Can you pull out each line of the data below that includes the word "screened"?
━━━━━ Data for analysis
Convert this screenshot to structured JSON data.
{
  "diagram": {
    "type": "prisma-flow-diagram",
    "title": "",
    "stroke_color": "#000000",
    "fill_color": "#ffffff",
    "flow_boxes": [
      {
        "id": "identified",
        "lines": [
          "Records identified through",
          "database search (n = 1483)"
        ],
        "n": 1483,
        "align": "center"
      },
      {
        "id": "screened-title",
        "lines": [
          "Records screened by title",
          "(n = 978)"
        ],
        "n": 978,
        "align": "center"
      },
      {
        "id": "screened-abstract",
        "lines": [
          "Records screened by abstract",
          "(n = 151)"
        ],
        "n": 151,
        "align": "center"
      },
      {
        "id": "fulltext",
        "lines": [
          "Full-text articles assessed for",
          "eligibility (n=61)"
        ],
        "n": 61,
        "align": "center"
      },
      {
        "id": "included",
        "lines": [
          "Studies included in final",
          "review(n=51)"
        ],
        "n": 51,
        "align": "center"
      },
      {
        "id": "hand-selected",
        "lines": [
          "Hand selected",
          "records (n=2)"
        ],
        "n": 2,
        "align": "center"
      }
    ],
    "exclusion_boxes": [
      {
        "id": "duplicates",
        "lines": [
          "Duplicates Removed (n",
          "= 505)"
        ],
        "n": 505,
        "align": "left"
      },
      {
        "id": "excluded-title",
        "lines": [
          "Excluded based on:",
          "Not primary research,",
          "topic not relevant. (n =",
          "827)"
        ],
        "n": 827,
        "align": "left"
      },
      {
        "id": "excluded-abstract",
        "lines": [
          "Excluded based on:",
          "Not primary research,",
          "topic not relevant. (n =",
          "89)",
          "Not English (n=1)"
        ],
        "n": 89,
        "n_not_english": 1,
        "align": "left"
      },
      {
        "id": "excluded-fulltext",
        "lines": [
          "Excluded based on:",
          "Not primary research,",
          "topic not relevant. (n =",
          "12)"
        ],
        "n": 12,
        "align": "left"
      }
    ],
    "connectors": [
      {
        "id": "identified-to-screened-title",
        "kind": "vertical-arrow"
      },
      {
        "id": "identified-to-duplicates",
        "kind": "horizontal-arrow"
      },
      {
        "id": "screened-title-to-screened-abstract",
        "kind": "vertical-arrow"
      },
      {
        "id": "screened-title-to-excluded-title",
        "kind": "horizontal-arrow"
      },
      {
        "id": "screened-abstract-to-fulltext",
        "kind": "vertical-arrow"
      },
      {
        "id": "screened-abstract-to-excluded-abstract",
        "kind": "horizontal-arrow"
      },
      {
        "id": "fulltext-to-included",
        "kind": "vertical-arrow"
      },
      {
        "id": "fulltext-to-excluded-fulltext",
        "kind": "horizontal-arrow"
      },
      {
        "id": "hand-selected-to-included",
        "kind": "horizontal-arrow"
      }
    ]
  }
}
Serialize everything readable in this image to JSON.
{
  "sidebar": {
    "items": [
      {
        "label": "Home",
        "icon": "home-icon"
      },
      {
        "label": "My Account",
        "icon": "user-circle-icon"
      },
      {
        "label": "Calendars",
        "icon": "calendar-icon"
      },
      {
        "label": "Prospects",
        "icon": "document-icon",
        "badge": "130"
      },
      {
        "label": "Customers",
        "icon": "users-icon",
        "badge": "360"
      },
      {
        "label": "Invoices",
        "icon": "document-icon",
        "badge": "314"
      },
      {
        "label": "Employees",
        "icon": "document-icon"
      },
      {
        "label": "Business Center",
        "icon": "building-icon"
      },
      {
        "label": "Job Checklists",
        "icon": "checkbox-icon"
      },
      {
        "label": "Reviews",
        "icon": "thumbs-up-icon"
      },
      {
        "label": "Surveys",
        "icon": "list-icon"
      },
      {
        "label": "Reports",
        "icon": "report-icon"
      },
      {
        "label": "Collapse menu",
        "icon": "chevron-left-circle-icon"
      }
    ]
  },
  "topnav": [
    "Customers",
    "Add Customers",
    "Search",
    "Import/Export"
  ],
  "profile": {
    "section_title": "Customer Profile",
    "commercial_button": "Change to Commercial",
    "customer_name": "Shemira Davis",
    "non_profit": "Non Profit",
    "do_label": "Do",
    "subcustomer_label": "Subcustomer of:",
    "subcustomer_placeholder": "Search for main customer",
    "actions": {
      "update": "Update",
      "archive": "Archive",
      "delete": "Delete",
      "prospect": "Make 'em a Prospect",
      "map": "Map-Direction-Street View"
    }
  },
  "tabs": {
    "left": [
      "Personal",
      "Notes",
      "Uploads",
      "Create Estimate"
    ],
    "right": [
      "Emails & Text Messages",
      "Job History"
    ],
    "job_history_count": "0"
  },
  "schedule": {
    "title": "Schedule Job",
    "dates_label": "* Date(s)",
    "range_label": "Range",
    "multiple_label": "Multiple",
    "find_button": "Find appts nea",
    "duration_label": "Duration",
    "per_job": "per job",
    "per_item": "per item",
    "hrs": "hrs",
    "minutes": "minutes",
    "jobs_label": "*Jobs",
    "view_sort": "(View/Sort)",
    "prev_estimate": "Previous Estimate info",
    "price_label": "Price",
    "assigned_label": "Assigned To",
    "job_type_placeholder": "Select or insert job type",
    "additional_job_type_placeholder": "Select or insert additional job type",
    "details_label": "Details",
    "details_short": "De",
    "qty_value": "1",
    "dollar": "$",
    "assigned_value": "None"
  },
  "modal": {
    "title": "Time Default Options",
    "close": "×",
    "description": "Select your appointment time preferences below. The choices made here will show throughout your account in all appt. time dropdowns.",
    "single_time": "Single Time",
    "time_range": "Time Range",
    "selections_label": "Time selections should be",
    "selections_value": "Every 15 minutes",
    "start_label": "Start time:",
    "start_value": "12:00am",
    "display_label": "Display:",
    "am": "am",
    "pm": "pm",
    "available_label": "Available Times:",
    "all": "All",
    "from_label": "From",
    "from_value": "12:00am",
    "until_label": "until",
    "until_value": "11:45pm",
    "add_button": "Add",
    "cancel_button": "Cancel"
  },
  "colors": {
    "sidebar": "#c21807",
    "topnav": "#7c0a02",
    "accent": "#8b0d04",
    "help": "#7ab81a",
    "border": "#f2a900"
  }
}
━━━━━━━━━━
■ Problem solution ■
        "id": "screened-title",
          "Records screened by title",
        "id": "screened-abstract",
          "Records screened by abstract",
        "id": "identified-to-screened-title",
        "id": "screened-title-to-screened-abstract",
        "id": "screened-title-to-excluded-title",
        "id": "screened-abstract-to-fulltext",
        "id": "screened-abstract-to-excluded-abstract",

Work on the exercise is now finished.